Market Transformation uses a mixture of information, incentives and regulation to transform the market for a given product. The approach evolved in the US from the early 1970s onwards, in response to the first oil crisis.
The United States first developed a programme for transforming markets through information and regulation. The 1975 Energy Policy and Conservation Act (EPCA) established a three-part programme including test procedures as the basis for comparing appliances, a labelling scheme, and a mechanism for examining mandatory efficiency standards.
Page 204 Hinnels and Boardman in Foxon, T, Kohler, J. and Oughton, C. (2008) Innovation For A Low Carbon Economy Economic, Institutional and Management Approaches Cheltenham: Edward Elgar
Practical experience of implementation of Market Transformation policy since 1994 indicates that not all manufacturers respond in the same way. Manufacturers’ responses to policy proposals is influenced by what they perceive they may gain or lose in comparison to competitors. Manufacturers who consider themselves to be a the leading edge may be supportive of standards, because they feel that the imposition of a Market Transformation policy framework will make other manufacturers bear the same costs they already bear.

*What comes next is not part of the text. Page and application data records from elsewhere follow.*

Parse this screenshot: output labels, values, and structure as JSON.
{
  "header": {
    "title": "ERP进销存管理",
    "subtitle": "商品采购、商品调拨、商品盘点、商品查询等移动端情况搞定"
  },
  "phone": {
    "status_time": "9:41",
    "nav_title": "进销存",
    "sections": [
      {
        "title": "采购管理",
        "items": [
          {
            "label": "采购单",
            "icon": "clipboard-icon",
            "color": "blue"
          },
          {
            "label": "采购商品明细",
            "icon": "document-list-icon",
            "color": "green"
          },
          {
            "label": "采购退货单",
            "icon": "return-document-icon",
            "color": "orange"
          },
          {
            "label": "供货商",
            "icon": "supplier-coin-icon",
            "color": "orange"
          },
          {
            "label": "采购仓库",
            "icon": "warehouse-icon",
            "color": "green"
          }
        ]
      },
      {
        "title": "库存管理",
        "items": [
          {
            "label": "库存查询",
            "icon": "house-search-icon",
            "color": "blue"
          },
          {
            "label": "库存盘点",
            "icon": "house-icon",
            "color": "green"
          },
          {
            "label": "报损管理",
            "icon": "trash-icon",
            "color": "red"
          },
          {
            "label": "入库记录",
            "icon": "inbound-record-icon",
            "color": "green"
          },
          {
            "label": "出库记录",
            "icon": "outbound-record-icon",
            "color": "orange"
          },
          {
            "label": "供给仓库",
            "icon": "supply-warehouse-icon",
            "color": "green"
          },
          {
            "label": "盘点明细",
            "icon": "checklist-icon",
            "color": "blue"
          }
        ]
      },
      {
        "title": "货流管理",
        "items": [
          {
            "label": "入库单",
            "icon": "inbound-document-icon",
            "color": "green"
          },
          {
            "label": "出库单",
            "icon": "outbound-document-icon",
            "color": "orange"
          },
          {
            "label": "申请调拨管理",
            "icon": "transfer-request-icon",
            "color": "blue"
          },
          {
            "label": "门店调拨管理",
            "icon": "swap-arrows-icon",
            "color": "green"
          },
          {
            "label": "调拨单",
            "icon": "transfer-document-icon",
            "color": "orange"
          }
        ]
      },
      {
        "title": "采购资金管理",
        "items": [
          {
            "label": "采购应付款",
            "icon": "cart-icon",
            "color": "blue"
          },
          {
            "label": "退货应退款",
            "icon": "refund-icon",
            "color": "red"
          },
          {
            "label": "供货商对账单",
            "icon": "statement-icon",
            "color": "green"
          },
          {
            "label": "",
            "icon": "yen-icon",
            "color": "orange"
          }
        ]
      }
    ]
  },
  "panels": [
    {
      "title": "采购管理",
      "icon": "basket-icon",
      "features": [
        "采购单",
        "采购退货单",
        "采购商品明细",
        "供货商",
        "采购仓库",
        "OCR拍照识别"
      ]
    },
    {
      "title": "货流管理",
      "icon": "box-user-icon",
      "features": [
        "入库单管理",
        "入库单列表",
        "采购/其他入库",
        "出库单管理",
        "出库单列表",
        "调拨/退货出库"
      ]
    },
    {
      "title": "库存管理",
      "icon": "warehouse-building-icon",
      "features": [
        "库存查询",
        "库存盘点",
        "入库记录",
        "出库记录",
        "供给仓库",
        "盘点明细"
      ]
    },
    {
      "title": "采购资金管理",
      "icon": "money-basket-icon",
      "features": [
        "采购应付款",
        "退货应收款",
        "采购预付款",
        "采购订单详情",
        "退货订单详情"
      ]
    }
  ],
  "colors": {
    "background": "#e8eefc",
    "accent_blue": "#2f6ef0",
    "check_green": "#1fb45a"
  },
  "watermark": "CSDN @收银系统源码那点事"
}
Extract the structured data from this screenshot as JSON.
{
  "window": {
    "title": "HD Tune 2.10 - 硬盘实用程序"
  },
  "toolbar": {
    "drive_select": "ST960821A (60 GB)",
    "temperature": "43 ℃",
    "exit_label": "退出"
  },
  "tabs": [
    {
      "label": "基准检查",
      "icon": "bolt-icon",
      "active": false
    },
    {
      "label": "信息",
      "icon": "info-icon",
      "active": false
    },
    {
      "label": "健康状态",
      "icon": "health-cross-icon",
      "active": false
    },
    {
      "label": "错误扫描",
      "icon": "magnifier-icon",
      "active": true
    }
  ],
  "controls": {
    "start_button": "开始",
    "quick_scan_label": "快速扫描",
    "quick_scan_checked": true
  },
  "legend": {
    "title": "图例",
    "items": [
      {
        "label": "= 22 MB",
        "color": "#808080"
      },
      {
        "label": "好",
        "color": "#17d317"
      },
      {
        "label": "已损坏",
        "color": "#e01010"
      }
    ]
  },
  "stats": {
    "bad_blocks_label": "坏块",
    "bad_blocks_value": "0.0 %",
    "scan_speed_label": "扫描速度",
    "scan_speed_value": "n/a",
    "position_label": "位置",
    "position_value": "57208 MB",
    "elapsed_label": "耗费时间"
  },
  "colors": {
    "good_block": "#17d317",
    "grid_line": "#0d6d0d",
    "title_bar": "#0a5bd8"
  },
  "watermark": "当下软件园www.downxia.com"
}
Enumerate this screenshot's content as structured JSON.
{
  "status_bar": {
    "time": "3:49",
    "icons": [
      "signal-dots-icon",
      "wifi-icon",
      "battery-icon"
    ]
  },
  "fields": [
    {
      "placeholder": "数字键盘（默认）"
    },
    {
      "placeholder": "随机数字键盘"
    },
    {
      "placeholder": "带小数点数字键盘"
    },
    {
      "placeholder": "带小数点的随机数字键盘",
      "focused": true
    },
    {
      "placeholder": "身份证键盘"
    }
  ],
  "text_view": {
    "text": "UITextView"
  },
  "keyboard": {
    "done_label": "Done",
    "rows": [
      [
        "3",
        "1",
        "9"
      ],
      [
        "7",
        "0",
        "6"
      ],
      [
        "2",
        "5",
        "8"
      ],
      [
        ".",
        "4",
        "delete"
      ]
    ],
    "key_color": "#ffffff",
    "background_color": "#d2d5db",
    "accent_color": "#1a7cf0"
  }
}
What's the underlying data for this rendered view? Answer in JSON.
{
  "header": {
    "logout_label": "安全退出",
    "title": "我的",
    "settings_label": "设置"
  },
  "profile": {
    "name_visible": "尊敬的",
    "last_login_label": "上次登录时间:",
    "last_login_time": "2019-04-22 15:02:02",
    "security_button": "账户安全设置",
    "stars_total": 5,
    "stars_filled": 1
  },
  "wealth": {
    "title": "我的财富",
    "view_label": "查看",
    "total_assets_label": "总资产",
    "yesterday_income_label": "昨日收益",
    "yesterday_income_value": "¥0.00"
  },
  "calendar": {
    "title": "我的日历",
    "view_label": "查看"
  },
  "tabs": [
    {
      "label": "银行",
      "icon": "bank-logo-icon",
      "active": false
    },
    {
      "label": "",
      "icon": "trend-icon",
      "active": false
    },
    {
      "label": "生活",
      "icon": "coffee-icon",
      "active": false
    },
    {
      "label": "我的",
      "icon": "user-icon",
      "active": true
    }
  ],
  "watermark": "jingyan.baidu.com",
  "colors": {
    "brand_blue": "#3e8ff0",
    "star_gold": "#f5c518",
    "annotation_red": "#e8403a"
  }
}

Page 218-9 Hinnels and Boardman in Foxon, T, Kohler, J. and Oughton, C. (2008) Innovation For A Low Carbon Economy Economic, Institutional and Management Approaches Cheltenham: Edward Elgar